There is a large misconception that economic development cannot occur if not at the expense of sustaining nature. Some argue that spending more on the environment hinders economic growth which has been proven time and time again not to be true. A study by The Eliasch Review estimated that by halving the deforestation rate by 50%, the world economy would actually gain $3.7 trillion from carbon capture services by 2030. They also found that thriving wildlife accounts for around $320 billion of the United States’ pharmaceutical market, in terms of materials and learnings gathered. These are obviously quite big issues that need tackling, but on a world-wide scale there is still a huge learning exercise in just how much our activities affect the survival of the world we live in.
Overall, we think that we have become quite good at changing our seemingly micro every day habits towards greener living. However, we are perhaps not quite good enough according to a new report by Frontier Economics. The report outlines where we are failing to meet our carbon reduction targets and that essentially more effort is needed to ‘greenify’ our work and home. Every day technology and small change behaviour actions are in the most part, what will enable us to get back on track for a target-smashing 2020.
At work and home, computer technology accounts for 3-4% of the world’s carbon emissions, which is more than what aviation contributes! Getting on top of what technology we use on the daily is a sure-fire way to change that number. Companies can now choose to purchase equipment that uses better materials and have more optimised running performances, or they can start adapting more towards the cloud to lessen the financial strain.
Cloud computing and storage saves a vast amount of energy every day. Remember when you had to save everything to those retro, hard-plastic floppy disks? Now most people have some form of online hosting account where they keep most of their photos and documents. Cloud services refer to using some form of web-based area to perform and store tasks. Your email inbox is a form of cloud storage. A study conducted by the Lawrence Berkley National Laboratory, Northwestern University and Google found that moving the daily applications of 86 million US workers to the cloud would save enough electricity to power Los Angeles for a year.
Cloud storage goes beyond simply holding and saving data on your personal or many work computer hard drives. Applications can be shifted to a larger infrastructure cloud, meaning local computers don’t have to carry all the data and work. This increases server longevity and reduces it need for over-worked scrappage and the resulting loss of materials that come with this. Shared sever centers require fewer machines to get the same capacity of utilization.

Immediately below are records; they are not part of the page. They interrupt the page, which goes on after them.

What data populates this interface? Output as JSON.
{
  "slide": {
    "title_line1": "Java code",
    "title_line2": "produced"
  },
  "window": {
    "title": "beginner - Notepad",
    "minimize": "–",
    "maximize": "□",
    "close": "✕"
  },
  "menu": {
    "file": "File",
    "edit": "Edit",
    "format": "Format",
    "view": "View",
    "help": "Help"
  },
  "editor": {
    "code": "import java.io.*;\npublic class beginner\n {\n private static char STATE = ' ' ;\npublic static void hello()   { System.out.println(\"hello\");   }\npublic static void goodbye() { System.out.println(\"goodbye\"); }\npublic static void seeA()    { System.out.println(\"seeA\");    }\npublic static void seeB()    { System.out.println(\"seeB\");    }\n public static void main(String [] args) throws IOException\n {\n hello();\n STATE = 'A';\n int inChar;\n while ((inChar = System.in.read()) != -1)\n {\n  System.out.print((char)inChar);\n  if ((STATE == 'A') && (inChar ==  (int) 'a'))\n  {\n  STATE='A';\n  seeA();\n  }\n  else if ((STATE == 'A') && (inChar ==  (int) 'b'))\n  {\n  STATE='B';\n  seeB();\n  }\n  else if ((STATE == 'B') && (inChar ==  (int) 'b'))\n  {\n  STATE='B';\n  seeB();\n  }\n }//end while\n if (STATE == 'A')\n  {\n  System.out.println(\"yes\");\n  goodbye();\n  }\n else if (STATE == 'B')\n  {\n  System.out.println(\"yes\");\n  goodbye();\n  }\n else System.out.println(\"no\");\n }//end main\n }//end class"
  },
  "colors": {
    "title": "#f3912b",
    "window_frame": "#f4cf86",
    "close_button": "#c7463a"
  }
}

The larger sever companies usually have the funds at hand to continuously improve stock towards more environmentally friendly alternatives. This is something that the average office place of employment doesn’t have the funds to do. Overall, they work really well to reduce an organisation’s carbon footprint.
Getting to your work is now a much greener commute. Electric cars improve the air quality around us given that they don’t produce any form of harmful emissions, they don’t have an exhaust pipe! Even those that combine electricity with traditional fuel, called plug-in hybrids (PHEVs), produce much lower emissions than standard engines alone.
The directly felt benefits of switching to electric cars is the air quality that we end up breathing. Public Health England put together an air pollution report that details 5.3% of deaths in the UK can be attributed to long-term exposure of airborne particles. It acts as a contributory factor to cardiovascular deaths such as Chronic Obstructive Pulmonary Disease (COPD) and asthma. With a reduced output of the harmful airborne chemicals, achieved partly through electric cars, we can reduce the affect this has on us.
For those modes of transport that require a little more time to make the full leap into electric version, biofuels can be a good half-way there solution. Road trips in the US from cars, buses, motorbikes and lorries make a distance equivalence per year of travelling to the Sun and back 13,440 times.
Biofuel is made up of plant material, for example you might have heard of people putting oil in their engine. This is not exactly what happens but biodiesel does use rapeseed and other plant oils to fuel engines without requiring any modification to the engine itself. Bioethanol is made from sugar cane, wheat and other plants and can be used in modified engines.
Our at home recycling has improved using smart organic tech advancements. Styrofoam is often thrown into the general waste bin at home, with a sinking feeling in your stomach when you do it mind, but a new type of bacteria has been developed to allow us to properly breakdown the materials. The Styrofoam can be turned into energy and bio gradable plastic, steering it away from clogging up our waterways and causing major issues.
We are all well versed in a lot of things to do with home energy saving, we know bins, we know lightbulbs, we know insulation, but something that we might not know so much about it smart home technology. By adding in smart-controlled tech like automatic, temperature and presence controlled radiator valves, smart lighting and AI incorporated boiler boards, the cost of running a home in carbon and in money is drastically reduced all without much effort. In the US, homes account for 22.5% of the energy used by that country. Installing smart thermostats alone would save 12% of this cost.
This is just a snapshot of how small changes in everyday behaviour benefits the environment and the major carbon reduction goals of 2020. It doesn’t take a lot to start encouraging yourself and those around you at work and home to help contribute to the big-ticket item changes in our world today. This is particularly true when advances in everyday green technology is basically doing most of the hard work for you!